enter image description here

I think I turned on a setting that makes my pictures look cartoon-like when displayed using the playback image on Nikon. Please see image below of a screen shot of what I see on the Nikon. When I download the picture, it looks normal and in focus. This picture was used taking Auto and not special settings. Please advice how to turn off this setting. Thank you!


From the Nikon website for the D5200, the camera is able to apply posterization on the pictures you take :

And an exciting collection of built-in effects and filters opens new possibilities for expression: isolate a single color, explore black & white, posterize, miniaturize

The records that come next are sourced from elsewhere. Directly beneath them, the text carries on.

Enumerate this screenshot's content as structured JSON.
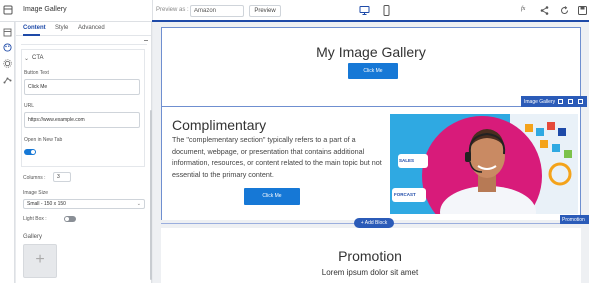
{
  "panel": {
    "title": "Image Gallery",
    "tabs": [
      "Content",
      "Style",
      "Advanced"
    ],
    "cta_section": "CTA",
    "button_text_label": "Button Text",
    "button_text_value": "Click Me",
    "url_label": "URL",
    "url_value": "https://www.example.com",
    "open_new_tab_label": "Open in New Tab",
    "open_new_tab_on": true,
    "columns_label": "Columns :",
    "columns_value": "3",
    "image_size_label": "Image Size",
    "image_size_value": "Small - 150 x 150",
    "lightbox_label": "Light Box :",
    "lightbox_on": false,
    "gallery_label": "Gallery",
    "gallery_add_symbol": "+"
  },
  "topbar": {
    "preview_label": "Preview as :",
    "preview_value": "Amazon",
    "preview_button": "Preview",
    "fx_label": "fx"
  },
  "canvas": {
    "gallery_title": "My Image Gallery",
    "gallery_button": "Click Me",
    "gallery_tag": "Image Gallery",
    "comp_heading": "Complimentary",
    "comp_body": "The \"complementary section\" typically refers to a part of a document, webpage, or presentation that contains additional information, resources, or content related to the main topic but not essential to the primary content.",
    "comp_button": "Click Me",
    "hero_labels": [
      "SALES",
      "FORCAST"
    ],
    "promo_tag": "Promotion",
    "add_block": "+ Add Block",
    "promo_heading": "Promotion",
    "promo_sub": "Lorem ipsum dolor sit amet"
  },
  "colors": {
    "accent": "#1e4aa8",
    "button": "#1678d6",
    "toggle_on": "#1678d6",
    "toggle_off": "#8a8f96",
    "hero_pink": "#d81b7a"
  },
  "icons": [
    "layers-icon",
    "palette-icon",
    "settings-icon",
    "analytics-icon",
    "desktop-icon",
    "mobile-icon",
    "share-icon",
    "refresh-icon",
    "save-icon"
  ]
}
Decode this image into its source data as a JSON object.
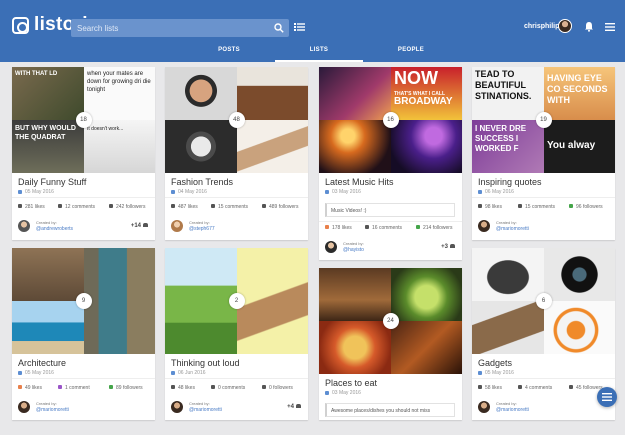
{
  "app": {
    "name": "listori"
  },
  "search": {
    "placeholder": "Search lists"
  },
  "user": {
    "name": "chrisphilips"
  },
  "tabs": [
    {
      "label": "POSTS",
      "active": false
    },
    {
      "label": "LISTS",
      "active": true
    },
    {
      "label": "PEOPLE",
      "active": false
    }
  ],
  "colors": {
    "header": "#3b6fb6",
    "like": "#555555",
    "like_active": "#e8804b",
    "comment": "#555555",
    "comment_active": "#9a55c8",
    "follower": "#555555",
    "follower_active": "#45a54a"
  },
  "cards": [
    {
      "title": "Daily Funny Stuff",
      "date": "05 May 2016",
      "image_count": "18",
      "tile_captions": [
        "WITH THAT LD",
        "when your mates are down for growing dri die tonight",
        "BUT WHY WOULD THE QUADRAT",
        "It doesn't work... "
      ],
      "likes": "281 likes",
      "comments": "12 comments",
      "followers": "242 followers",
      "created_by": "Created by:",
      "author": "@andrewroberts",
      "extra": "+14"
    },
    {
      "title": "Fashion Trends",
      "date": "04 May 2016",
      "image_count": "48",
      "tile_captions": [],
      "likes": "487 likes",
      "comments": "15 comments",
      "followers": "489 followers",
      "created_by": "Created by:",
      "author": "@steph677",
      "extra": ""
    },
    {
      "title": "Latest Music Hits",
      "date": "03 May 2016",
      "image_count": "16",
      "tile_captions": [
        "NOW",
        "THAT'S WHAT I CALL",
        "BROADWAY"
      ],
      "description": "Music Videos! :)",
      "likes": "178 likes",
      "comments": "16 comments",
      "followers": "214 followers",
      "created_by": "Created by:",
      "author": "@hayisto",
      "extra": "+3"
    },
    {
      "title": "Inspiring quotes",
      "date": "06 May 2016",
      "image_count": "19",
      "tile_captions": [
        "TEAD TO BEAUTIFUL STINATIONS.",
        "HAVING EYE CO SECONDS WITH",
        "I NEVER DRE SUCCESS I WORKED F",
        "You alway"
      ],
      "likes": "98 likes",
      "comments": "15 comments",
      "followers": "96 followers",
      "created_by": "Created by:",
      "author": "@mariomoretti",
      "extra": ""
    },
    {
      "title": "Architecture",
      "date": "05 May 2016",
      "image_count": "9",
      "tile_captions": [],
      "likes": "49 likes",
      "comments": "1 comment",
      "followers": "89 followers",
      "created_by": "Created by:",
      "author": "@mariomoretti",
      "extra": ""
    },
    {
      "title": "Thinking out loud",
      "date": "06 Jun 2016",
      "image_count": "2",
      "tile_captions": [],
      "likes": "48 likes",
      "comments": "0 comments",
      "followers": "0 followers",
      "created_by": "Created by:",
      "author": "@mariomoretti",
      "extra": "+4"
    },
    {
      "title": "Places to eat",
      "date": "03 May 2016",
      "image_count": "24",
      "tile_captions": [],
      "description": "Awesome places/dishes you should not miss",
      "likes": "",
      "comments": "",
      "followers": "",
      "created_by": "",
      "author": "",
      "extra": ""
    },
    {
      "title": "Gadgets",
      "date": "05 May 2016",
      "image_count": "6",
      "tile_captions": [],
      "likes": "58 likes",
      "comments": "4 comments",
      "followers": "45 followers",
      "created_by": "Created by:",
      "author": "@mariomoretti",
      "extra": ""
    }
  ]
}
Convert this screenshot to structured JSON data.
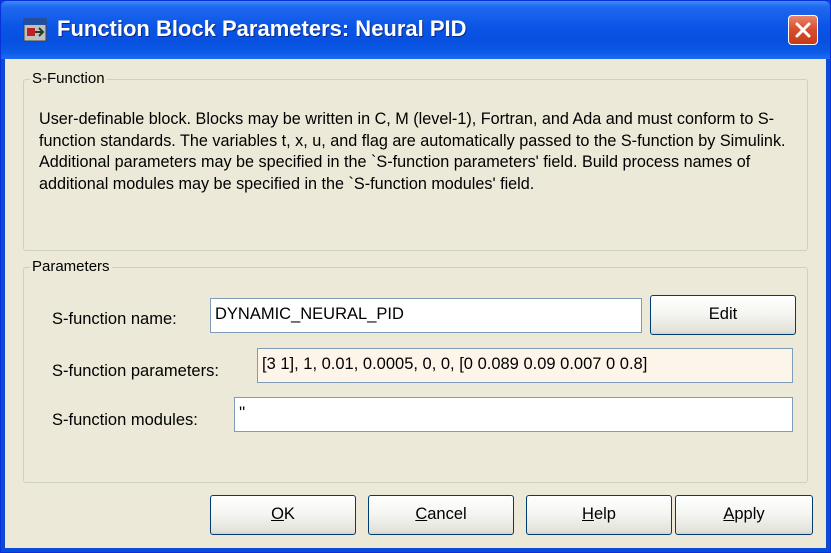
{
  "window": {
    "title": "Function Block Parameters: Neural PID"
  },
  "sfunction_group": {
    "legend": "S-Function",
    "description": "User-definable block.  Blocks may be written in C, M (level-1), Fortran, and Ada and must conform to S-function standards.  The variables t, x, u, and flag are automatically passed to the S-function by Simulink.  Additional parameters may be specified in the `S-function parameters' field. Build process names of additional modules may be specified in the `S-function modules' field."
  },
  "parameters_group": {
    "legend": "Parameters",
    "name_label": "S-function name:",
    "name_value": "DYNAMIC_NEURAL_PID",
    "edit_button": "Edit",
    "params_label": "S-function parameters:",
    "params_value": "[3 1], 1, 0.01, 0.0005, 0, 0, [0 0.089 0.09 0.007 0 0.8]",
    "modules_label": "S-function modules:",
    "modules_value": "''"
  },
  "buttons": {
    "ok_prefix": "",
    "ok_mnemonic": "O",
    "ok_rest": "K",
    "cancel_mnemonic": "C",
    "cancel_rest": "ancel",
    "help_mnemonic": "H",
    "help_rest": "elp",
    "apply_mnemonic": "A",
    "apply_rest": "pply"
  },
  "icons": {
    "app": "simulink-block-icon",
    "close": "close-icon"
  },
  "colors": {
    "titlebar": "#0a55e6",
    "close_button": "#d9502e",
    "dialog_background": "#ece9d8",
    "field_border": "#7f9db9",
    "focused_field_background": "#fdf4ea"
  }
}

In the D5500 user reference page 61, the effect "Photo illustration" seems to match what you observe. Try changing the mode dial from the "effects" mode to auto mode or P mode. Now, your photos should look normal again.


I got the same issue happening today so I looked up for some answers but none of them matched... but I figured where it came from !! The problem was in the wires between the gear and the monitor ! The D550 has a rotating screen, which I suppose make the connection much more fragile. I noticed the “cartoon like” style, separating the colours, was not only in my pictures but anywhere else as well (try to check it by yourself). I managed to solve the issue by moving the screen... now I can see the colours correctly but only in one position, I guess the wires aren’t too damaged. Hope it helps !


Guessing what you may mean? If "cartoon-like" means the dogs head looks disproportionately large (it does to me), then all you need to do is to step back a few feet with the camera. The camera being too close distorts the perspective (the proportions of the close parts). Always stand back 6 or 7 feet for better perspective in photos, and then feel free to zoom back in all you wish for any framing you desire. Zooming in won't hurt, but standing too close will. Perspective depends on where the camera stands.

The "rings" on the mans arm around the dog are due to moire effects, which is optical interference between the camera sensors grid pattern and the camera LED screen grid pattern. Photographing a LED screen up close is difficult that way. You could very slightly defocus the camera lens until the interference is blurred away and disappears. Standing back more probably helps that too.

  • 10
    re: 2nd paragraph: that doesn't register as moiré to me. It just looks like posterization, rather than grid pattern interference.
    – scottbb
    Jan 16 '19 at 3:06
  • Yup. Agree on the posterization thing.
    – Rafael
    Jan 16 '19 at 4:51

Not the answer you're looking for? Browse other questions tagged or ask your own question.